_About this exercise_.
Set down each line of the listing below exactly as it is written.
----------
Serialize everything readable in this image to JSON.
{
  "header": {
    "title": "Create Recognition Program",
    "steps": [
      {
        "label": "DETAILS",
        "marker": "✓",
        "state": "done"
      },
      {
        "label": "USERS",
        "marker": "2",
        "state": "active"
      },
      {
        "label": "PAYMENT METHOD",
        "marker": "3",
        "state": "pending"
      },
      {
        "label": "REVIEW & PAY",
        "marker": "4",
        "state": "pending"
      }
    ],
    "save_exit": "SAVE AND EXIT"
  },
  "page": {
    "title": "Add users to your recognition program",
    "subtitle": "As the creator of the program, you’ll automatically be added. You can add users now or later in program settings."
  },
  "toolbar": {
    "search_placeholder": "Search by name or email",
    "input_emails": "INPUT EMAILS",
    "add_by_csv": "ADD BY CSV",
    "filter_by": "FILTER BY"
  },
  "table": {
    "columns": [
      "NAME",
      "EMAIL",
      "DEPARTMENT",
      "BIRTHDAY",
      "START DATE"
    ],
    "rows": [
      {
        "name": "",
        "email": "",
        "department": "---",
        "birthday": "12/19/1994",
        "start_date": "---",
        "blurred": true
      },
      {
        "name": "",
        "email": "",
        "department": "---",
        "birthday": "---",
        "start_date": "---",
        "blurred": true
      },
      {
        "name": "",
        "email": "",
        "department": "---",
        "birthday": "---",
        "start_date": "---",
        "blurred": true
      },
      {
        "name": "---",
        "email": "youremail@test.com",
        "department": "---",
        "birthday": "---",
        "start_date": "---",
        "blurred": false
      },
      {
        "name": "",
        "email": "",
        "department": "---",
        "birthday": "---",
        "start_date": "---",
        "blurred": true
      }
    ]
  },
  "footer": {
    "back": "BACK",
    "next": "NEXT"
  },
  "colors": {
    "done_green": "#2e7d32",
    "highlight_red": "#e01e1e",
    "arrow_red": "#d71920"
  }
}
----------
_Solution to the exercise_.
Serialize everything readable in this image to JSON.
{
  "header": {
    "title": "Create Recognition Program",
    "steps": [
      {
        "label": "DETAILS",
        "marker": "✓",
        "state": "done"
      },
      {
        "label": "USERS",
        "marker": "2",
        "state": "active"
      },
      {
        "label": "PAYMENT METHOD",
        "marker": "3",
        "state": "pending"
      },
      {
        "label": "REVIEW & PAY",
        "marker": "4",
        "state": "pending"
      }
    ],
    "save_exit": "SAVE AND EXIT"
  },
  "page": {
    "title": "Add users to your recognition program",
    "subtitle": "As the creator of the program, you’ll automatically be added. You can add users now or later in program settings."
  },
  "toolbar": {
    "search_placeholder": "Search by name or email",
    "input_emails": "INPUT EMAILS",
    "add_by_csv": "ADD BY CSV",
    "filter_by": "FILTER BY"
  },
  "table": {
    "columns": [
      "NAME",
      "EMAIL",
      "DEPARTMENT",
      "BIRTHDAY",
      "START DATE"
    ],
    "rows": [
      {
        "name": "",
        "email": "",
        "department": "---",
        "birthday": "12/19/1994",
        "start_date": "---",
        "blurred": true
      },
      {
        "name": "",
        "email": "",
        "department": "---",
        "birthday": "---",
        "start_date": "---",
        "blurred": true
      },
      {
        "name": "",
        "email": "",
        "department": "---",
        "birthday": "---",
        "start_date": "---",
        "blurred": true
      },
      {
        "name": "---",
        "email": "youremail@test.com",
        "department": "---",
        "birthday": "---",
        "start_date": "---",
        "blurred": false
      },
      {
        "name": "",
        "email": "",
        "department": "---",
        "birthday": "---",
        "start_date": "---",
        "blurred": true
      }
    ]
  },
  "footer": {
    "back": "BACK",
    "next": "NEXT"
  },
  "colors": {
    "done_green": "#2e7d32",
    "highlight_red": "#e01e1e",
    "arrow_red": "#d71920"
  }
}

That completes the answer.